### What the exercise asks
All lines of the records below that contain the word "viruses" must be listed.

### Data extract
- Opening Delimiter -

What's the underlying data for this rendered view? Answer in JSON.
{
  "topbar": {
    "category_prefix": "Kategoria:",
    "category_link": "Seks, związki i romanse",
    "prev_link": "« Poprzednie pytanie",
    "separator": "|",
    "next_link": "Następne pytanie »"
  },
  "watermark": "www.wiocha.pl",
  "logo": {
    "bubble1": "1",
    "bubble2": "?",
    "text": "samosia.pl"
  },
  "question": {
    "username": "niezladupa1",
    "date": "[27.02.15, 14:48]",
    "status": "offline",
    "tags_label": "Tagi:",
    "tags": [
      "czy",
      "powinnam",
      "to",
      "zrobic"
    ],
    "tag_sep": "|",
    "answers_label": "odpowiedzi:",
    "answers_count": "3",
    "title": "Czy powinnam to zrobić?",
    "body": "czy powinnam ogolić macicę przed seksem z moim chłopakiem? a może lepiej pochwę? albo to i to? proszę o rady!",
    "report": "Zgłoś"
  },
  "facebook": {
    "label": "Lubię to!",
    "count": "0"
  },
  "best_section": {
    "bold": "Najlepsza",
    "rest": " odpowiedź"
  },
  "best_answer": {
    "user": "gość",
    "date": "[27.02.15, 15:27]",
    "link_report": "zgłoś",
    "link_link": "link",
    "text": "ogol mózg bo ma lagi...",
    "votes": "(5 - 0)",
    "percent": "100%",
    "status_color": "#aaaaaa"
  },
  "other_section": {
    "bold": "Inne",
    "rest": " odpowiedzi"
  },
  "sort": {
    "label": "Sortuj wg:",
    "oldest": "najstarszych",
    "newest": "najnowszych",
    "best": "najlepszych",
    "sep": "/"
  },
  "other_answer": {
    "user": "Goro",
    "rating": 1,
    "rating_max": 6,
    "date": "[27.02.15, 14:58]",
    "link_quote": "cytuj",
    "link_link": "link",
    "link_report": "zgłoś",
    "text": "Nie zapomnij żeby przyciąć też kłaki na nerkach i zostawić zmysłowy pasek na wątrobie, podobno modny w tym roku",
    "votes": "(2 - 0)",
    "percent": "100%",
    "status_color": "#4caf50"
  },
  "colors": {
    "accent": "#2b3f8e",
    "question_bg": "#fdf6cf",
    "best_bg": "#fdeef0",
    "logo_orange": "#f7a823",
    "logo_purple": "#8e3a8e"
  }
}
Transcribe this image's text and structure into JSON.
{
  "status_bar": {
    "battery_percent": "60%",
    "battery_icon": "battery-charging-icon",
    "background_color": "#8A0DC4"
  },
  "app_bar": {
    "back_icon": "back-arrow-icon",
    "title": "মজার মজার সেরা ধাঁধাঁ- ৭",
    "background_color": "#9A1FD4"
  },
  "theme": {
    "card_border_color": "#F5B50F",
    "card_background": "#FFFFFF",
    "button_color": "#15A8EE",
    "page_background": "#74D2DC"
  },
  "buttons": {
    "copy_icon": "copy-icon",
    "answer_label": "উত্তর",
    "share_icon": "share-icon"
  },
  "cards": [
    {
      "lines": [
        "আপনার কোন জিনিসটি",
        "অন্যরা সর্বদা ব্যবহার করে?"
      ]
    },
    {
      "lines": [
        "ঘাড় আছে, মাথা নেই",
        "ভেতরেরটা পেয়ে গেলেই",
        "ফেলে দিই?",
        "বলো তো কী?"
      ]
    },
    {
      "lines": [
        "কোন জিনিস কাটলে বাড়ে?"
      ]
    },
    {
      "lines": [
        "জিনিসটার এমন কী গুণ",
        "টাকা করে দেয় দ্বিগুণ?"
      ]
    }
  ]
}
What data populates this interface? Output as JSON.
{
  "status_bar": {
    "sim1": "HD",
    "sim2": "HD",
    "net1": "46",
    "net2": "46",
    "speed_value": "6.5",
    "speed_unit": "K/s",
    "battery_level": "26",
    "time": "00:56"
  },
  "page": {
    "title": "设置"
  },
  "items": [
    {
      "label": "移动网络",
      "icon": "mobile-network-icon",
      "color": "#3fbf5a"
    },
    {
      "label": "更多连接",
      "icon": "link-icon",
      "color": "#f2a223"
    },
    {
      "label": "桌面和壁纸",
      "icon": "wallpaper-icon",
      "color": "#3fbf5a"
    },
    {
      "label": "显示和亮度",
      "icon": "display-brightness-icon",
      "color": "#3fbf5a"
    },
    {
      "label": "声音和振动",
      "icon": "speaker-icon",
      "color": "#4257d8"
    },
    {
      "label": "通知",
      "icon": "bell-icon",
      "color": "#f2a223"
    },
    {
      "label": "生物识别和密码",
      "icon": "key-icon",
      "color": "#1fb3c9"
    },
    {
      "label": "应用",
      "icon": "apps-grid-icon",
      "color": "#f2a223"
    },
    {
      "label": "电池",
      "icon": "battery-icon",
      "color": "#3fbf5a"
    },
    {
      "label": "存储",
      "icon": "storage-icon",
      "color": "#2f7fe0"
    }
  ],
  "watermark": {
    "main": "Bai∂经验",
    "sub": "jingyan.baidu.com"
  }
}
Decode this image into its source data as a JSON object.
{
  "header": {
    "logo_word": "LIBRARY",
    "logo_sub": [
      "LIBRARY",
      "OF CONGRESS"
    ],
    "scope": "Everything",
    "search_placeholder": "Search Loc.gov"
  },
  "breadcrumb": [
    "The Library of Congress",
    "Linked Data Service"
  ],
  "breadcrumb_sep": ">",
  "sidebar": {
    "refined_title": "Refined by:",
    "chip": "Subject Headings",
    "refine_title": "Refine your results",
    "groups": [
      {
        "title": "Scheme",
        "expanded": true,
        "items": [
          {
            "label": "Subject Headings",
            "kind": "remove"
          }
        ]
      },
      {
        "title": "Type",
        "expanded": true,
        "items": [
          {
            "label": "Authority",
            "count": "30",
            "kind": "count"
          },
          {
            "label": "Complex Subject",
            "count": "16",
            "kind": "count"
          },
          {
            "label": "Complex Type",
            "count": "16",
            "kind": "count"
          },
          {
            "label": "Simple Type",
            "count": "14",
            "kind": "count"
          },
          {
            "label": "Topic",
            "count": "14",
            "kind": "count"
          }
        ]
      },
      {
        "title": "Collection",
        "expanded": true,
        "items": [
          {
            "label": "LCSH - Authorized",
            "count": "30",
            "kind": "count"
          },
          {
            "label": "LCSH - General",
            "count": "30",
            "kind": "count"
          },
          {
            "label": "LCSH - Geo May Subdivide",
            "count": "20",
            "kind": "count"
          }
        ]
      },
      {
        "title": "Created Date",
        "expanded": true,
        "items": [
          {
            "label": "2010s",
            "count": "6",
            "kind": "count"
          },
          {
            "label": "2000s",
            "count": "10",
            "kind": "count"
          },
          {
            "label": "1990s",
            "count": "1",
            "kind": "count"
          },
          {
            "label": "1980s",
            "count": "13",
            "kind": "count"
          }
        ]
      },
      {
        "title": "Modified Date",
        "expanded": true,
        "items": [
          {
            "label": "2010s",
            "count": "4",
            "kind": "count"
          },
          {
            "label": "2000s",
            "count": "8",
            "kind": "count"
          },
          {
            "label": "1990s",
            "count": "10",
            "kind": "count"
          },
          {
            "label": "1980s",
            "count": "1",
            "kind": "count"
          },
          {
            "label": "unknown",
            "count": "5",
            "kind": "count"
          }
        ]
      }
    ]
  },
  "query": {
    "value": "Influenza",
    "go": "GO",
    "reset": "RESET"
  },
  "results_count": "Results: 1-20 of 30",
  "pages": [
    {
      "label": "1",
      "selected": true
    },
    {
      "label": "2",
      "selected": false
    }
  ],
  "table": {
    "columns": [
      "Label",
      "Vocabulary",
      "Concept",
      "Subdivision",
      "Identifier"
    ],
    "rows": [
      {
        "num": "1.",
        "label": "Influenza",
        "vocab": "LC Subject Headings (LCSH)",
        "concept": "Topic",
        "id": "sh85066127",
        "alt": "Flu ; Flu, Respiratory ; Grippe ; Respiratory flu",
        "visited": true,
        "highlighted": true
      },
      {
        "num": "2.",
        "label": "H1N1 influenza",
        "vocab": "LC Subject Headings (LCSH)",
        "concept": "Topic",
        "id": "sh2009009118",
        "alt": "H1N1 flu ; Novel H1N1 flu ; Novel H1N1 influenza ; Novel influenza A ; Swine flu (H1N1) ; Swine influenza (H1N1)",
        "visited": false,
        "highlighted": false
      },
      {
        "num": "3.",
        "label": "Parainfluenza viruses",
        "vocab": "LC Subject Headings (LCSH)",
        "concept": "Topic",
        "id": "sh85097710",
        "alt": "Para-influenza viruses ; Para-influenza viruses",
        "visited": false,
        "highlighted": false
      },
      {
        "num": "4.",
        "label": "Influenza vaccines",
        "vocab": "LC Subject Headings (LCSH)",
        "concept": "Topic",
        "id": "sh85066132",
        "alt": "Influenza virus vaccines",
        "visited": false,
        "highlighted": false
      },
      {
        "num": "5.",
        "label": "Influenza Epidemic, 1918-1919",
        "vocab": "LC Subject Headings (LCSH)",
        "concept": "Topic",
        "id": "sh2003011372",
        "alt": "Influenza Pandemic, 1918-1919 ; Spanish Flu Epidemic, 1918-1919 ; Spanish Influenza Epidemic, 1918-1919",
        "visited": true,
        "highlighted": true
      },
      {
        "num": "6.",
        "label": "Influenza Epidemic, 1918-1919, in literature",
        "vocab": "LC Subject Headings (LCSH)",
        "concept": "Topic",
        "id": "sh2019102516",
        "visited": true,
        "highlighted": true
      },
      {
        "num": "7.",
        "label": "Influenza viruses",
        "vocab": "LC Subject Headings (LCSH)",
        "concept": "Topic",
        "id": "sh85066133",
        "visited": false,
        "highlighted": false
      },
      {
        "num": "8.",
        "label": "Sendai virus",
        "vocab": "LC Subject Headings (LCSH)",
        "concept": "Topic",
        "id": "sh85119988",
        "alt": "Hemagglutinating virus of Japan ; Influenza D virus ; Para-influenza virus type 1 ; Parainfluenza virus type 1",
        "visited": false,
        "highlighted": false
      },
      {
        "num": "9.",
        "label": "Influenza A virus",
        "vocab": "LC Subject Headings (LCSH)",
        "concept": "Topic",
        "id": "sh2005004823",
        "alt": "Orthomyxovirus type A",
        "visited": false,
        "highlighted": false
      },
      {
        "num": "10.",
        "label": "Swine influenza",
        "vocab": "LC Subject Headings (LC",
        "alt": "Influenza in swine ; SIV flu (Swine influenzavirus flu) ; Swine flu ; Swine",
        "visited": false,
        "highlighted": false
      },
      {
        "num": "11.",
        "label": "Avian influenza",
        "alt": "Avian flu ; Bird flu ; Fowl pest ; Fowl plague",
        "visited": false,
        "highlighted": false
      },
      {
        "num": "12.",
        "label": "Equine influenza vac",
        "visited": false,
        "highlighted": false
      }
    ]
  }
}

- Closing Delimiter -

### Output of the exercise
        "label": "Parainfluenza viruses",
        "alt": "Para-influenza viruses ; Para-influenza viruses",
        "label": "Influenza viruses",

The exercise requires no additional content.